[Source data]

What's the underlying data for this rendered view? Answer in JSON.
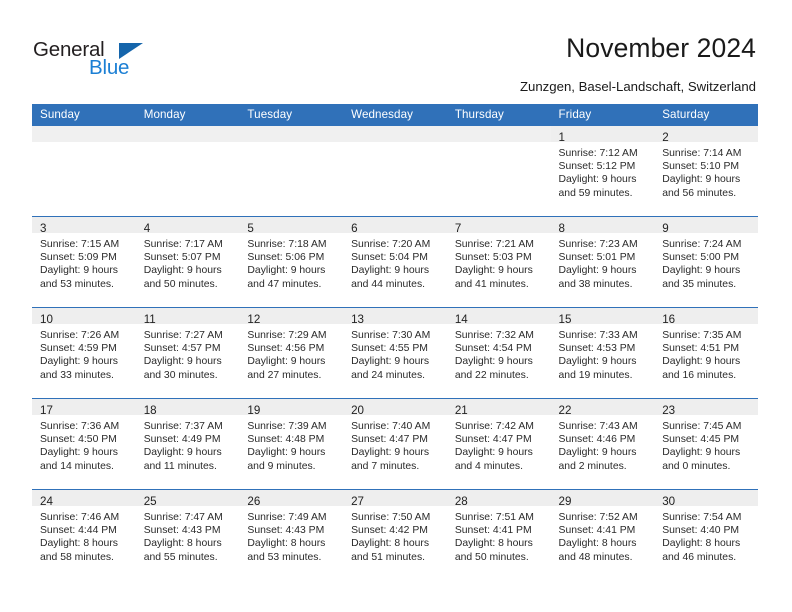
{
  "brand": {
    "name_part1": "General",
    "name_part2": "Blue",
    "triangle_color": "#1565ab",
    "blue_color": "#1b7fd4"
  },
  "header": {
    "title": "November 2024",
    "subtitle": "Zunzgen, Basel-Landschaft, Switzerland",
    "accent_color": "#3071b9"
  },
  "weekdays": [
    "Sunday",
    "Monday",
    "Tuesday",
    "Wednesday",
    "Thursday",
    "Friday",
    "Saturday"
  ],
  "weeks": [
    [
      {
        "day": "",
        "empty": true
      },
      {
        "day": "",
        "empty": true
      },
      {
        "day": "",
        "empty": true
      },
      {
        "day": "",
        "empty": true
      },
      {
        "day": "",
        "empty": true
      },
      {
        "day": "1",
        "sunrise": "Sunrise: 7:12 AM",
        "sunset": "Sunset: 5:12 PM",
        "daylight1": "Daylight: 9 hours",
        "daylight2": "and 59 minutes."
      },
      {
        "day": "2",
        "sunrise": "Sunrise: 7:14 AM",
        "sunset": "Sunset: 5:10 PM",
        "daylight1": "Daylight: 9 hours",
        "daylight2": "and 56 minutes."
      }
    ],
    [
      {
        "day": "3",
        "sunrise": "Sunrise: 7:15 AM",
        "sunset": "Sunset: 5:09 PM",
        "daylight1": "Daylight: 9 hours",
        "daylight2": "and 53 minutes."
      },
      {
        "day": "4",
        "sunrise": "Sunrise: 7:17 AM",
        "sunset": "Sunset: 5:07 PM",
        "daylight1": "Daylight: 9 hours",
        "daylight2": "and 50 minutes."
      },
      {
        "day": "5",
        "sunrise": "Sunrise: 7:18 AM",
        "sunset": "Sunset: 5:06 PM",
        "daylight1": "Daylight: 9 hours",
        "daylight2": "and 47 minutes."
      },
      {
        "day": "6",
        "sunrise": "Sunrise: 7:20 AM",
        "sunset": "Sunset: 5:04 PM",
        "daylight1": "Daylight: 9 hours",
        "daylight2": "and 44 minutes."
      },
      {
        "day": "7",
        "sunrise": "Sunrise: 7:21 AM",
        "sunset": "Sunset: 5:03 PM",
        "daylight1": "Daylight: 9 hours",
        "daylight2": "and 41 minutes."
      },
      {
        "day": "8",
        "sunrise": "Sunrise: 7:23 AM",
        "sunset": "Sunset: 5:01 PM",
        "daylight1": "Daylight: 9 hours",
        "daylight2": "and 38 minutes."
      },
      {
        "day": "9",
        "sunrise": "Sunrise: 7:24 AM",
        "sunset": "Sunset: 5:00 PM",
        "daylight1": "Daylight: 9 hours",
        "daylight2": "and 35 minutes."
      }
    ],
    [
      {
        "day": "10",
        "sunrise": "Sunrise: 7:26 AM",
        "sunset": "Sunset: 4:59 PM",
        "daylight1": "Daylight: 9 hours",
        "daylight2": "and 33 minutes."
      },
      {
        "day": "11",
        "sunrise": "Sunrise: 7:27 AM",
        "sunset": "Sunset: 4:57 PM",
        "daylight1": "Daylight: 9 hours",
        "daylight2": "and 30 minutes."
      },
      {
        "day": "12",
        "sunrise": "Sunrise: 7:29 AM",
        "sunset": "Sunset: 4:56 PM",
        "daylight1": "Daylight: 9 hours",
        "daylight2": "and 27 minutes."
      },
      {
        "day": "13",
        "sunrise": "Sunrise: 7:30 AM",
        "sunset": "Sunset: 4:55 PM",
        "daylight1": "Daylight: 9 hours",
        "daylight2": "and 24 minutes."
      },
      {
        "day": "14",
        "sunrise": "Sunrise: 7:32 AM",
        "sunset": "Sunset: 4:54 PM",
        "daylight1": "Daylight: 9 hours",
        "daylight2": "and 22 minutes."
      },
      {
        "day": "15",
        "sunrise": "Sunrise: 7:33 AM",
        "sunset": "Sunset: 4:53 PM",
        "daylight1": "Daylight: 9 hours",
        "daylight2": "and 19 minutes."
      },
      {
        "day": "16",
        "sunrise": "Sunrise: 7:35 AM",
        "sunset": "Sunset: 4:51 PM",
        "daylight1": "Daylight: 9 hours",
        "daylight2": "and 16 minutes."
      }
    ],
    [
      {
        "day": "17",
        "sunrise": "Sunrise: 7:36 AM",
        "sunset": "Sunset: 4:50 PM",
        "daylight1": "Daylight: 9 hours",
        "daylight2": "and 14 minutes."
      },
      {
        "day": "18",
        "sunrise": "Sunrise: 7:37 AM",
        "sunset": "Sunset: 4:49 PM",
        "daylight1": "Daylight: 9 hours",
        "daylight2": "and 11 minutes."
      },
      {
        "day": "19",
        "sunrise": "Sunrise: 7:39 AM",
        "sunset": "Sunset: 4:48 PM",
        "daylight1": "Daylight: 9 hours",
        "daylight2": "and 9 minutes."
      },
      {
        "day": "20",
        "sunrise": "Sunrise: 7:40 AM",
        "sunset": "Sunset: 4:47 PM",
        "daylight1": "Daylight: 9 hours",
        "daylight2": "and 7 minutes."
      },
      {
        "day": "21",
        "sunrise": "Sunrise: 7:42 AM",
        "sunset": "Sunset: 4:47 PM",
        "daylight1": "Daylight: 9 hours",
        "daylight2": "and 4 minutes."
      },
      {
        "day": "22",
        "sunrise": "Sunrise: 7:43 AM",
        "sunset": "Sunset: 4:46 PM",
        "daylight1": "Daylight: 9 hours",
        "daylight2": "and 2 minutes."
      },
      {
        "day": "23",
        "sunrise": "Sunrise: 7:45 AM",
        "sunset": "Sunset: 4:45 PM",
        "daylight1": "Daylight: 9 hours",
        "daylight2": "and 0 minutes."
      }
    ],
    [
      {
        "day": "24",
        "sunrise": "Sunrise: 7:46 AM",
        "sunset": "Sunset: 4:44 PM",
        "daylight1": "Daylight: 8 hours",
        "daylight2": "and 58 minutes."
      },
      {
        "day": "25",
        "sunrise": "Sunrise: 7:47 AM",
        "sunset": "Sunset: 4:43 PM",
        "daylight1": "Daylight: 8 hours",
        "daylight2": "and 55 minutes."
      },
      {
        "day": "26",
        "sunrise": "Sunrise: 7:49 AM",
        "sunset": "Sunset: 4:43 PM",
        "daylight1": "Daylight: 8 hours",
        "daylight2": "and 53 minutes."
      },
      {
        "day": "27",
        "sunrise": "Sunrise: 7:50 AM",
        "sunset": "Sunset: 4:42 PM",
        "daylight1": "Daylight: 8 hours",
        "daylight2": "and 51 minutes."
      },
      {
        "day": "28",
        "sunrise": "Sunrise: 7:51 AM",
        "sunset": "Sunset: 4:41 PM",
        "daylight1": "Daylight: 8 hours",
        "daylight2": "and 50 minutes."
      },
      {
        "day": "29",
        "sunrise": "Sunrise: 7:52 AM",
        "sunset": "Sunset: 4:41 PM",
        "daylight1": "Daylight: 8 hours",
        "daylight2": "and 48 minutes."
      },
      {
        "day": "30",
        "sunrise": "Sunrise: 7:54 AM",
        "sunset": "Sunset: 4:40 PM",
        "daylight1": "Daylight: 8 hours",
        "daylight2": "and 46 minutes."
      }
    ]
  ]
}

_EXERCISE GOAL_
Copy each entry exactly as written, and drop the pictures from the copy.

_REPLY_
What's the underlying data for this rendered view? Answer in JSON.
{
  "brand": {
    "name_part1": "General",
    "name_part2": "Blue",
    "triangle_color": "#1565ab",
    "blue_color": "#1b7fd4"
  },
  "header": {
    "title": "November 2024",
    "subtitle": "Zunzgen, Basel-Landschaft, Switzerland",
    "accent_color": "#3071b9"
  },
  "weekdays": [
    "Sunday",
    "Monday",
    "Tuesday",
    "Wednesday",
    "Thursday",
    "Friday",
    "Saturday"
  ],
  "weeks": [
    [
      {
        "day": "",
        "empty": true
      },
      {
        "day": "",
        "empty": true
      },
      {
        "day": "",
        "empty": true
      },
      {
        "day": "",
        "empty": true
      },
      {
        "day": "",
        "empty": true
      },
      {
        "day": "1",
        "sunrise": "Sunrise: 7:12 AM",
        "sunset": "Sunset: 5:12 PM",
        "daylight1": "Daylight: 9 hours",
        "daylight2": "and 59 minutes."
      },
      {
        "day": "2",
        "sunrise": "Sunrise: 7:14 AM",
        "sunset": "Sunset: 5:10 PM",
        "daylight1": "Daylight: 9 hours",
        "daylight2": "and 56 minutes."
      }
    ],
    [
      {
        "day": "3",
        "sunrise": "Sunrise: 7:15 AM",
        "sunset": "Sunset: 5:09 PM",
        "daylight1": "Daylight: 9 hours",
        "daylight2": "and 53 minutes."
      },
      {
        "day": "4",
        "sunrise": "Sunrise: 7:17 AM",
        "sunset": "Sunset: 5:07 PM",
        "daylight1": "Daylight: 9 hours",
        "daylight2": "and 50 minutes."
      },
      {
        "day": "5",
        "sunrise": "Sunrise: 7:18 AM",
        "sunset": "Sunset: 5:06 PM",
        "daylight1": "Daylight: 9 hours",
        "daylight2": "and 47 minutes."
      },
      {
        "day": "6",
        "sunrise": "Sunrise: 7:20 AM",
        "sunset": "Sunset: 5:04 PM",
        "daylight1": "Daylight: 9 hours",
        "daylight2": "and 44 minutes."
      },
      {
        "day": "7",
        "sunrise": "Sunrise: 7:21 AM",
        "sunset": "Sunset: 5:03 PM",
        "daylight1": "Daylight: 9 hours",
        "daylight2": "and 41 minutes."
      },
      {
        "day": "8",
        "sunrise": "Sunrise: 7:23 AM",
        "sunset": "Sunset: 5:01 PM",
        "daylight1": "Daylight: 9 hours",
        "daylight2": "and 38 minutes."
      },
      {
        "day": "9",
        "sunrise": "Sunrise: 7:24 AM",
        "sunset": "Sunset: 5:00 PM",
        "daylight1": "Daylight: 9 hours",
        "daylight2": "and 35 minutes."
      }
    ],
    [
      {
        "day": "10",
        "sunrise": "Sunrise: 7:26 AM",
        "sunset": "Sunset: 4:59 PM",
        "daylight1": "Daylight: 9 hours",
        "daylight2": "and 33 minutes."
      },
      {
        "day": "11",
        "sunrise": "Sunrise: 7:27 AM",
        "sunset": "Sunset: 4:57 PM",
        "daylight1": "Daylight: 9 hours",
        "daylight2": "and 30 minutes."
      },
      {
        "day": "12",
        "sunrise": "Sunrise: 7:29 AM",
        "sunset": "Sunset: 4:56 PM",
        "daylight1": "Daylight: 9 hours",
        "daylight2": "and 27 minutes."
      },
      {
        "day": "13",
        "sunrise": "Sunrise: 7:30 AM",
        "sunset": "Sunset: 4:55 PM",
        "daylight1": "Daylight: 9 hours",
        "daylight2": "and 24 minutes."
      },
      {
        "day": "14",
        "sunrise": "Sunrise: 7:32 AM",
        "sunset": "Sunset: 4:54 PM",
        "daylight1": "Daylight: 9 hours",
        "daylight2": "and 22 minutes."
      },
      {
        "day": "15",
        "sunrise": "Sunrise: 7:33 AM",
        "sunset": "Sunset: 4:53 PM",
        "daylight1": "Daylight: 9 hours",
        "daylight2": "and 19 minutes."
      },
      {
        "day": "16",
        "sunrise": "Sunrise: 7:35 AM",
        "sunset": "Sunset: 4:51 PM",
        "daylight1": "Daylight: 9 hours",
        "daylight2": "and 16 minutes."
      }
    ],
    [
      {
        "day": "17",
        "sunrise": "Sunrise: 7:36 AM",
        "sunset": "Sunset: 4:50 PM",
        "daylight1": "Daylight: 9 hours",
        "daylight2": "and 14 minutes."
      },
      {
        "day": "18",
        "sunrise": "Sunrise: 7:37 AM",
        "sunset": "Sunset: 4:49 PM",
        "daylight1": "Daylight: 9 hours",
        "daylight2": "and 11 minutes."
      },
      {
        "day": "19",
        "sunrise": "Sunrise: 7:39 AM",
        "sunset": "Sunset: 4:48 PM",
        "daylight1": "Daylight: 9 hours",
        "daylight2": "and 9 minutes."
      },
      {
        "day": "20",
        "sunrise": "Sunrise: 7:40 AM",
        "sunset": "Sunset: 4:47 PM",
        "daylight1": "Daylight: 9 hours",
        "daylight2": "and 7 minutes."
      },
      {
        "day": "21",
        "sunrise": "Sunrise: 7:42 AM",
        "sunset": "Sunset: 4:47 PM",
        "daylight1": "Daylight: 9 hours",
        "daylight2": "and 4 minutes."
      },
      {
        "day": "22",
        "sunrise": "Sunrise: 7:43 AM",
        "sunset": "Sunset: 4:46 PM",
        "daylight1": "Daylight: 9 hours",
        "daylight2": "and 2 minutes."
      },
      {
        "day": "23",
        "sunrise": "Sunrise: 7:45 AM",
        "sunset": "Sunset: 4:45 PM",
        "daylight1": "Daylight: 9 hours",
        "daylight2": "and 0 minutes."
      }
    ],
    [
      {
        "day": "24",
        "sunrise": "Sunrise: 7:46 AM",
        "sunset": "Sunset: 4:44 PM",
        "daylight1": "Daylight: 8 hours",
        "daylight2": "and 58 minutes."
      },
      {
        "day": "25",
        "sunrise": "Sunrise: 7:47 AM",
        "sunset": "Sunset: 4:43 PM",
        "daylight1": "Daylight: 8 hours",
        "daylight2": "and 55 minutes."
      },
      {
        "day": "26",
        "sunrise": "Sunrise: 7:49 AM",
        "sunset": "Sunset: 4:43 PM",
        "daylight1": "Daylight: 8 hours",
        "daylight2": "and 53 minutes."
      },
      {
        "day": "27",
        "sunrise": "Sunrise: 7:50 AM",
        "sunset": "Sunset: 4:42 PM",
        "daylight1": "Daylight: 8 hours",
        "daylight2": "and 51 minutes."
      },
      {
        "day": "28",
        "sunrise": "Sunrise: 7:51 AM",
        "sunset": "Sunset: 4:41 PM",
        "daylight1": "Daylight: 8 hours",
        "daylight2": "and 50 minutes."
      },
      {
        "day": "29",
        "sunrise": "Sunrise: 7:52 AM",
        "sunset": "Sunset: 4:41 PM",
        "daylight1": "Daylight: 8 hours",
        "daylight2": "and 48 minutes."
      },
      {
        "day": "30",
        "sunrise": "Sunrise: 7:54 AM",
        "sunset": "Sunset: 4:40 PM",
        "daylight1": "Daylight: 8 hours",
        "daylight2": "and 46 minutes."
      }
    ]
  ]
}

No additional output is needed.